“I am convinced that if it were not for the investigation by the provincial government and the unequivocal identification of the culprits, the seven would probably still have been members of the ANC,” Western Cape Democratic Alliance leader Ivan Meyer said.
There have been at least a dozen incidents of human waste being dumped in front of buildings, at the airport, or on city highways over the past four months.
Last week, Western Cape premier Helen Zille issued a list of 11
people she claimed were part of an ANC Youth League “task team” leading a campaign to make Cape Town ungovernable through various protests.
She said the “ringleaders” had links with the ANC and the ANCYL.
“We have been gathering information about the ringleaders of the faeces attacks.
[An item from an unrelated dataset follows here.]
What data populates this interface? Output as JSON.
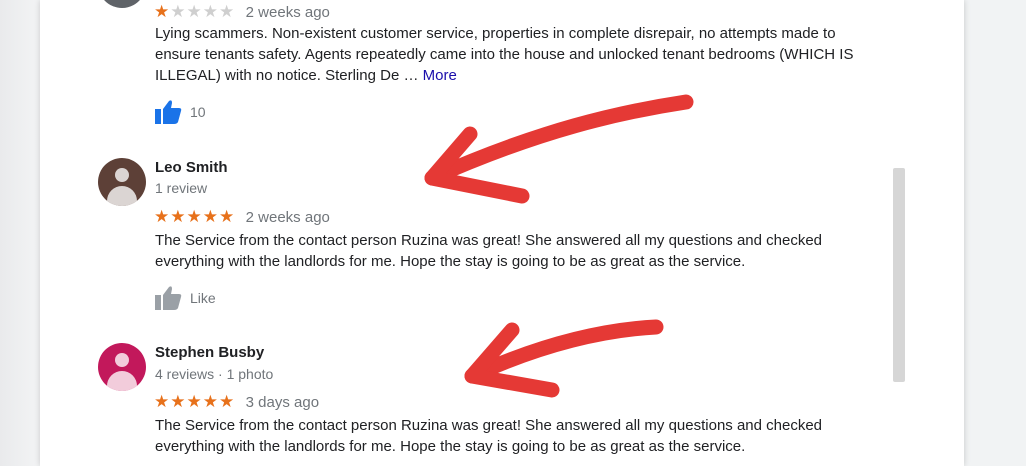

Today, we are releasing that information, as well as supporting video footage,” she said at the time.
She called on the ANC to act against the people on the list and to subject them to disciplinary hearings.
The information on the 11 had also been handed to the police “for further investigation”.
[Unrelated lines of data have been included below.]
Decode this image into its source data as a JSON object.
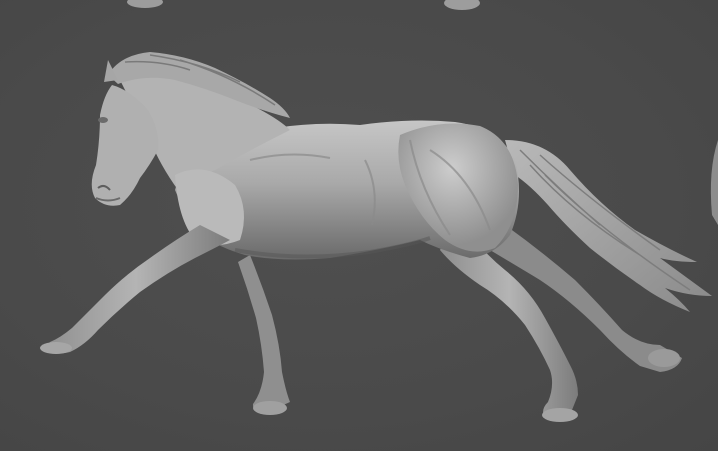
{
  "scene": {
    "subject_icon": "horse-sculpt-icon",
    "colors": {
      "background": "#4b4b4b",
      "clay_light": "#bdbdbd",
      "clay_mid": "#9a9a9a",
      "clay_dark": "#5c5c5c"
    }
  }
}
The ANC in the province suspended seven of its members on a temporary basis on Tuesday.
“This is the result of continuous defiance of the organisational instruction to desist from engaging in activities that bring the ANC into disrepute,” provincial secretary Songezo Mjongile said.
“They are not to take part in meetings of the ANC or speak on its behalf.”
Mjongile said the suspensions were linked to the sanitation protests.
The men are Jaji Diniso, Sthembele Majova, Thembela Mbanjwa, Yanga Mjingwana, Bongani Ngcombolo, Loyiso Nkohla, and Bongile Zanazo.
Nkohla is an ANC councillor.
He and Andile Lili, a former councillor and provincial ANCYL leader, had already appeared before the regional disciplinary committee, Mjongile said.
The others would appear before the committee within 30 days.
Lili was expelled as a councillor in March after being found guilty of taking part in the illegal demolition of houses and for making derogatory comments to Khayelitsha residents.
The ANC suspended him for bringing the party into disrepute.
He is challenging the expulsion in the Western Cape High Court.
Nkohla was given a three-year suspended sentence last year for disrupting President Jacob Zuma’s centenary speech at the Good Hope Centre. - Sapa